### Available records
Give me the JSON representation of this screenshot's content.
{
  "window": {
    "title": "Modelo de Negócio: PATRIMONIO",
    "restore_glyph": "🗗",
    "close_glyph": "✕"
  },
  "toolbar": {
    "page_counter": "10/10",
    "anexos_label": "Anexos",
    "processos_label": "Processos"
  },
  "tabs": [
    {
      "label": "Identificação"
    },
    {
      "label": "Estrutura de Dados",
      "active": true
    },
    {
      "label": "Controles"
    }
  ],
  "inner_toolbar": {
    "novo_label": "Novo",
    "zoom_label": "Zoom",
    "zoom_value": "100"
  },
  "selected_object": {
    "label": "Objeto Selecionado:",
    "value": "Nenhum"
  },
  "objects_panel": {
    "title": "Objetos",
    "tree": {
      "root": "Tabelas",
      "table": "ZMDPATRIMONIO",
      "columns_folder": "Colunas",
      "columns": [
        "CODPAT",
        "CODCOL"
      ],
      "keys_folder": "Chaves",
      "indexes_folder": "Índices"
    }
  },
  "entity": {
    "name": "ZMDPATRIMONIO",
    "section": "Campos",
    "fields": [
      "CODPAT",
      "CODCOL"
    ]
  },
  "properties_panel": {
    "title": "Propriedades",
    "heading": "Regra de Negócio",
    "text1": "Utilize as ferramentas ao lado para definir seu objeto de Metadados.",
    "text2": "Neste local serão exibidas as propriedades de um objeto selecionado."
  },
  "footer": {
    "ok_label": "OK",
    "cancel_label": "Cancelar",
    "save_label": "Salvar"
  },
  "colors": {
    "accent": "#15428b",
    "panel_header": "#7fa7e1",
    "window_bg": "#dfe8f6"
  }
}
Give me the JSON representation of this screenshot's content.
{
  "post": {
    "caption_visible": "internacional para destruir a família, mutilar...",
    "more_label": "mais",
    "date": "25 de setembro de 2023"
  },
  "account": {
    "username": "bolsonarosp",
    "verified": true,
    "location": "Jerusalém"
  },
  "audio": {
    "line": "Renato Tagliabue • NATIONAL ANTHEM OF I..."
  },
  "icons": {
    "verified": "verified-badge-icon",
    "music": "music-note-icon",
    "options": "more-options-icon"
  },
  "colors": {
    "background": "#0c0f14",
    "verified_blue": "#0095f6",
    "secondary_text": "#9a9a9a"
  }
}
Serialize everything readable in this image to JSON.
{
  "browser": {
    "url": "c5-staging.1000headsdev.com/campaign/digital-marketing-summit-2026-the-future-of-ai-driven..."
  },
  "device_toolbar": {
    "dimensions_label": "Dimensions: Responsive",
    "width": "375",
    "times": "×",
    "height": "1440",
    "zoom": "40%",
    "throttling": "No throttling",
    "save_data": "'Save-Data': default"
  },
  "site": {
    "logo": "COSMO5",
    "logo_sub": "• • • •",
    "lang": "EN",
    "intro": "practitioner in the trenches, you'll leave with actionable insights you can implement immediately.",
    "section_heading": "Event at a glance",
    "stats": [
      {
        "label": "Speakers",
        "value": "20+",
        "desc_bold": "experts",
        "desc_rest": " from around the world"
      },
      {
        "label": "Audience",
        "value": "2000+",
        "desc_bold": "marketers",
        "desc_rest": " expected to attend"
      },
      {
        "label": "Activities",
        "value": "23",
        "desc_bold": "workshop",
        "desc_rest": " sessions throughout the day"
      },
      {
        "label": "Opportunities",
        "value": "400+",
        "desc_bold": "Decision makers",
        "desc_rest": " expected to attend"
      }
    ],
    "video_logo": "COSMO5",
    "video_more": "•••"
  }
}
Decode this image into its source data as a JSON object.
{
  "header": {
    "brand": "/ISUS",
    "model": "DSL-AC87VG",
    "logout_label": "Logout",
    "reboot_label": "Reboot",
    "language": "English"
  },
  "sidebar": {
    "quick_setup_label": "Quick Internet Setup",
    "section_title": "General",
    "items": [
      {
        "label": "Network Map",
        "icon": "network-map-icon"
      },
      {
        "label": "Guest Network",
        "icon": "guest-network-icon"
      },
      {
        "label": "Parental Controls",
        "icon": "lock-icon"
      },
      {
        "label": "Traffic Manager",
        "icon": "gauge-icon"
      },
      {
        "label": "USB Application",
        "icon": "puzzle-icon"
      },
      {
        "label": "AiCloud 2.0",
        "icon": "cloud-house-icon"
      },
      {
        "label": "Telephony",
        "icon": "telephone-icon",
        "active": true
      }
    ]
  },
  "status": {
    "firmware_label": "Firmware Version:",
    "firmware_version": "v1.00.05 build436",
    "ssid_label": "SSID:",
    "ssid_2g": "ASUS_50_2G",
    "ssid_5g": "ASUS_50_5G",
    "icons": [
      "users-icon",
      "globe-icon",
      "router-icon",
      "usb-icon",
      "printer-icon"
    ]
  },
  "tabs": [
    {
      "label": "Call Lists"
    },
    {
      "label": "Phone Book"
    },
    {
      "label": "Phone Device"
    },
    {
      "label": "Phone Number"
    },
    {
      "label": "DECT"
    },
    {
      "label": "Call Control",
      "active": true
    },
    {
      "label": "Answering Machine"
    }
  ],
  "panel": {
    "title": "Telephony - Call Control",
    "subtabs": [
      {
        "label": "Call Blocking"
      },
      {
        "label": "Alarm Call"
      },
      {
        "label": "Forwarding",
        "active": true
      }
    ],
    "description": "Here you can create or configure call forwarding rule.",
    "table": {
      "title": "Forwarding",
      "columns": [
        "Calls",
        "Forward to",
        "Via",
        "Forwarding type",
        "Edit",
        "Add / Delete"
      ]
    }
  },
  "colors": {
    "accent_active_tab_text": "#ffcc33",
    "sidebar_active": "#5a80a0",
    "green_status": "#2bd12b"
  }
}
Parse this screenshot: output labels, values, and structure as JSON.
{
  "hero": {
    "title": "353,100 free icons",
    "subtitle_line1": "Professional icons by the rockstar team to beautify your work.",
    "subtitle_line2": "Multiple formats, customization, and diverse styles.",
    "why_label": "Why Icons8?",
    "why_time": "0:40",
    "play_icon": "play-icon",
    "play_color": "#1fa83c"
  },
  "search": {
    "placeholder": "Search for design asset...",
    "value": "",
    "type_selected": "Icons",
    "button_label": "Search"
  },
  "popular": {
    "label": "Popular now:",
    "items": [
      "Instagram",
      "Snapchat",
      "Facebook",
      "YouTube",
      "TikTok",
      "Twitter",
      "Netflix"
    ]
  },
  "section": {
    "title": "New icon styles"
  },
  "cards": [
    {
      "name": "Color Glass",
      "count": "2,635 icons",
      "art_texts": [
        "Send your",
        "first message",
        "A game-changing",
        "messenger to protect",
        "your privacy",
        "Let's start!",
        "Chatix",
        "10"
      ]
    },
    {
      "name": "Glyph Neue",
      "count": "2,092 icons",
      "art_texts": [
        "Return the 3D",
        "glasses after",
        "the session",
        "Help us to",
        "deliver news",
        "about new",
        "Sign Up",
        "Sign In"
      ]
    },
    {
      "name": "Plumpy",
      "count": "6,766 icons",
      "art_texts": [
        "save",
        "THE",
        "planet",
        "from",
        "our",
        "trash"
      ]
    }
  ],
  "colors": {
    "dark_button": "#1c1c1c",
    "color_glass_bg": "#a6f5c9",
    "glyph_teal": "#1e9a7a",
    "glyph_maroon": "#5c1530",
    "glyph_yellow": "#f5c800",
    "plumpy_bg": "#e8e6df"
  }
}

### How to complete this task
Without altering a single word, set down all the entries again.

### Written solution
Give me the JSON representation of this screenshot's content.
{
  "window": {
    "title": "Modelo de Negócio: PATRIMONIO",
    "restore_glyph": "🗗",
    "close_glyph": "✕"
  },
  "toolbar": {
    "page_counter": "10/10",
    "anexos_label": "Anexos",
    "processos_label": "Processos"
  },
  "tabs": [
    {
      "label": "Identificação"
    },
    {
      "label": "Estrutura de Dados",
      "active": true
    },
    {
      "label": "Controles"
    }
  ],
  "inner_toolbar": {
    "novo_label": "Novo",
    "zoom_label": "Zoom",
    "zoom_value": "100"
  },
  "selected_object": {
    "label": "Objeto Selecionado:",
    "value": "Nenhum"
  },
  "objects_panel": {
    "title": "Objetos",
    "tree": {
      "root": "Tabelas",
      "table": "ZMDPATRIMONIO",
      "columns_folder": "Colunas",
      "columns": [
        "CODPAT",
        "CODCOL"
      ],
      "keys_folder": "Chaves",
      "indexes_folder": "Índices"
    }
  },
  "entity": {
    "name": "ZMDPATRIMONIO",
    "section": "Campos",
    "fields": [
      "CODPAT",
      "CODCOL"
    ]
  },
  "properties_panel": {
    "title": "Propriedades",
    "heading": "Regra de Negócio",
    "text1": "Utilize as ferramentas ao lado para definir seu objeto de Metadados.",
    "text2": "Neste local serão exibidas as propriedades de um objeto selecionado."
  },
  "footer": {
    "ok_label": "OK",
    "cancel_label": "Cancelar",
    "save_label": "Salvar"
  },
  "colors": {
    "accent": "#15428b",
    "panel_header": "#7fa7e1",
    "window_bg": "#dfe8f6"
  }
}
Give me the JSON representation of this screenshot's content.
{
  "post": {
    "caption_visible": "internacional para destruir a família, mutilar...",
    "more_label": "mais",
    "date": "25 de setembro de 2023"
  },
  "account": {
    "username": "bolsonarosp",
    "verified": true,
    "location": "Jerusalém"
  },
  "audio": {
    "line": "Renato Tagliabue • NATIONAL ANTHEM OF I..."
  },
  "icons": {
    "verified": "verified-badge-icon",
    "music": "music-note-icon",
    "options": "more-options-icon"
  },
  "colors": {
    "background": "#0c0f14",
    "verified_blue": "#0095f6",
    "secondary_text": "#9a9a9a"
  }
}
Serialize everything readable in this image to JSON.
{
  "browser": {
    "url": "c5-staging.1000headsdev.com/campaign/digital-marketing-summit-2026-the-future-of-ai-driven..."
  },
  "device_toolbar": {
    "dimensions_label": "Dimensions: Responsive",
    "width": "375",
    "times": "×",
    "height": "1440",
    "zoom": "40%",
    "throttling": "No throttling",
    "save_data": "'Save-Data': default"
  },
  "site": {
    "logo": "COSMO5",
    "logo_sub": "• • • •",
    "lang": "EN",
    "intro": "practitioner in the trenches, you'll leave with actionable insights you can implement immediately.",
    "section_heading": "Event at a glance",
    "stats": [
      {
        "label": "Speakers",
        "value": "20+",
        "desc_bold": "experts",
        "desc_rest": " from around the world"
      },
      {
        "label": "Audience",
        "value": "2000+",
        "desc_bold": "marketers",
        "desc_rest": " expected to attend"
      },
      {
        "label": "Activities",
        "value": "23",
        "desc_bold": "workshop",
        "desc_rest": " sessions throughout the day"
      },
      {
        "label": "Opportunities",
        "value": "400+",
        "desc_bold": "Decision makers",
        "desc_rest": " expected to attend"
      }
    ],
    "video_logo": "COSMO5",
    "video_more": "•••"
  }
}
Decode this image into its source data as a JSON object.
{
  "header": {
    "brand": "/ISUS",
    "model": "DSL-AC87VG",
    "logout_label": "Logout",
    "reboot_label": "Reboot",
    "language": "English"
  },
  "sidebar": {
    "quick_setup_label": "Quick Internet Setup",
    "section_title": "General",
    "items": [
      {
        "label": "Network Map",
        "icon": "network-map-icon"
      },
      {
        "label": "Guest Network",
        "icon": "guest-network-icon"
      },
      {
        "label": "Parental Controls",
        "icon": "lock-icon"
      },
      {
        "label": "Traffic Manager",
        "icon": "gauge-icon"
      },
      {
        "label": "USB Application",
        "icon": "puzzle-icon"
      },
      {
        "label": "AiCloud 2.0",
        "icon": "cloud-house-icon"
      },
      {
        "label": "Telephony",
        "icon": "telephone-icon",
        "active": true
      }
    ]
  },
  "status": {
    "firmware_label": "Firmware Version:",
    "firmware_version": "v1.00.05 build436",
    "ssid_label": "SSID:",
    "ssid_2g": "ASUS_50_2G",
    "ssid_5g": "ASUS_50_5G",
    "icons": [
      "users-icon",
      "globe-icon",
      "router-icon",
      "usb-icon",
      "printer-icon"
    ]
  },
  "tabs": [
    {
      "label": "Call Lists"
    },
    {
      "label": "Phone Book"
    },
    {
      "label": "Phone Device"
    },
    {
      "label": "Phone Number"
    },
    {
      "label": "DECT"
    },
    {
      "label": "Call Control",
      "active": true
    },
    {
      "label": "Answering Machine"
    }
  ],
  "panel": {
    "title": "Telephony - Call Control",
    "subtabs": [
      {
        "label": "Call Blocking"
      },
      {
        "label": "Alarm Call"
      },
      {
        "label": "Forwarding",
        "active": true
      }
    ],
    "description": "Here you can create or configure call forwarding rule.",
    "table": {
      "title": "Forwarding",
      "columns": [
        "Calls",
        "Forward to",
        "Via",
        "Forwarding type",
        "Edit",
        "Add / Delete"
      ]
    }
  },
  "colors": {
    "accent_active_tab_text": "#ffcc33",
    "sidebar_active": "#5a80a0",
    "green_status": "#2bd12b"
  }
}
Parse this screenshot: output labels, values, and structure as JSON.
{
  "hero": {
    "title": "353,100 free icons",
    "subtitle_line1": "Professional icons by the rockstar team to beautify your work.",
    "subtitle_line2": "Multiple formats, customization, and diverse styles.",
    "why_label": "Why Icons8?",
    "why_time": "0:40",
    "play_icon": "play-icon",
    "play_color": "#1fa83c"
  },
  "search": {
    "placeholder": "Search for design asset...",
    "value": "",
    "type_selected": "Icons",
    "button_label": "Search"
  },
  "popular": {
    "label": "Popular now:",
    "items": [
      "Instagram",
      "Snapchat",
      "Facebook",
      "YouTube",
      "TikTok",
      "Twitter",
      "Netflix"
    ]
  },
  "section": {
    "title": "New icon styles"
  },
  "cards": [
    {
      "name": "Color Glass",
      "count": "2,635 icons",
      "art_texts": [
        "Send your",
        "first message",
        "A game-changing",
        "messenger to protect",
        "your privacy",
        "Let's start!",
        "Chatix",
        "10"
      ]
    },
    {
      "name": "Glyph Neue",
      "count": "2,092 icons",
      "art_texts": [
        "Return the 3D",
        "glasses after",
        "the session",
        "Help us to",
        "deliver news",
        "about new",
        "Sign Up",
        "Sign In"
      ]
    },
    {
      "name": "Plumpy",
      "count": "6,766 icons",
      "art_texts": [
        "save",
        "THE",
        "planet",
        "from",
        "our",
        "trash"
      ]
    }
  ],
  "colors": {
    "dark_button": "#1c1c1c",
    "color_glass_bg": "#a6f5c9",
    "glyph_teal": "#1e9a7a",
    "glyph_maroon": "#5c1530",
    "glyph_yellow": "#f5c800",
    "plumpy_bg": "#e8e6df"
  }
}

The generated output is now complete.